In March 1972, about 10,000 African American politicians, activists, artists, and interested citizens, representing a broad spectrum of political views, came together at the National Black Political Convention held in Gary, Indiana. This convention had several purposes: to discuss political issues of concern to the African American community, to draft an agenda for political change prior to the presidential conventions to be held later that year by the Republican and Democratic parties, and to find ways to increase African American representation in American politics.

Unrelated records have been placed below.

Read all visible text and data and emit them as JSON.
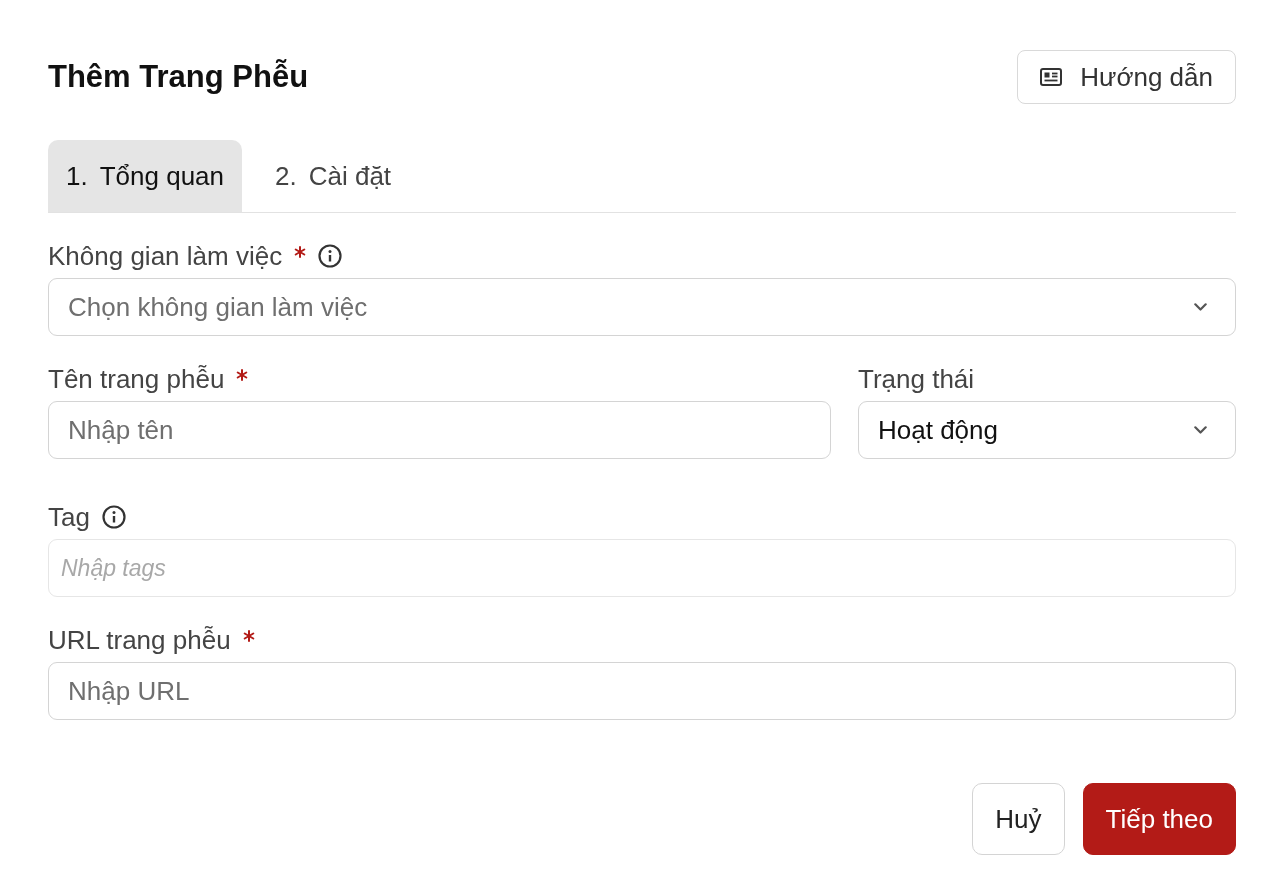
{
  "header": {
    "title": "Thêm Trang Phễu",
    "help_button": {
      "label": "Hướng dẫn"
    }
  },
  "tabs": [
    {
      "number": "1.",
      "label": "Tổng quan",
      "selected": true
    },
    {
      "number": "2.",
      "label": "Cài đặt",
      "selected": false
    }
  ],
  "rows": [
    {
      "fields": [
        {
          "kind": "select",
          "label": "Không gian làm việc",
          "required": true,
          "info": true,
          "placeholder": "Chọn không gian làm việc"
        }
      ]
    },
    {
      "fields": [
        {
          "kind": "text",
          "label": "Tên trang phễu",
          "required": true,
          "info": false,
          "placeholder": "Nhập tên"
        },
        {
          "kind": "select",
          "label": "Trạng thái",
          "required": false,
          "info": false,
          "value": "Hoạt động"
        }
      ]
    },
    {
      "fields": [
        {
          "kind": "tags",
          "label": "Tag",
          "required": false,
          "info": true,
          "placeholder": "Nhập tags"
        }
      ]
    },
    {
      "fields": [
        {
          "kind": "text",
          "label": "URL trang phễu",
          "required": true,
          "info": false,
          "placeholder": "Nhập URL"
        }
      ]
    }
  ],
  "actions": [
    {
      "kind": "secondary",
      "label": "Huỷ"
    },
    {
      "kind": "primary",
      "label": "Tiếp theo"
    }
  ]
}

One product of this convention was the Gary Declaration, which stated that both major parties had failed African Americans, and called on African Americas to organize and create their own political agenda and movement. In other words, the delegates to this convention were looking for fundamental political change, not a few tweaks around the edges.
The National Black Political Convention was documented by William Greaves, in an 80-minute film, Nationtime—Gary, intended for television broadcast. However, the finished product was considered too radical for television, and the film was long considered to be lost. Then, in 2018, a copy of the complete film was discovered in a Pittsburgh warehouse, and was restored through the efforts of IndieCollect, an organization dedicated to preserving American independent films. The end result is that this film, bearing the name Nationtime, is now available in a 4K version from Kino Lorber.
In some ways, the National Black Political Convention mirrored the Republican and Democratic conventions, right down to the state delegates clustered together under a sign bearing the name of their state. It differed fundamentally, however, in terms of the ideas circulated by the delegates and featured speakers, which included reparations and the formation of a third party. Cinematographically, Nationtime is a fairly conventional television documentary, shot in black and white and featuring a voice of God narration read by Sidney Poitier, and mixing footage of featured speakers with shots of the sea of delegates gathered for the convention. It is innovative, however, in the way Greaves mixes poetry by Langston Hughes and Amiri Baraka, read by Harry Belafonte, just as the convention itself combined musical performances with speeches and political discussions.
Today, the main interest in Nationtime relates to the event it documents, and for the way it captures the spirit of its time. To be honest, I didn’t know that this convention had been held, let alone the ideas discussed there, and I’m willing to bet a lot of other people are in a similar state of ignorance. It’s also quite instructive to note that many of the issues discussed almost 50 years ago are still relevant today—because the problems underlying them have still not been addressed. This convention also collected in one place the talents of a number of important African American leaders and entertainers, including Black Panther Bobby Seale, activist and education Dr. Betty Shabazz, poet Amiri Baraka, actor Richard Roundtree, the Reverend Jesse Jackson, Gary Mary Richard Gordon Hatcher, comedian Dick Gregory, and singer Isaac Hayes, and the film Nationtime preserves their efforts for posterity. | Sarah Boslaugh
Nationtime is available beginning October 23 from Kino Lorber, in theatres, virtual cinemas, and drive-ins.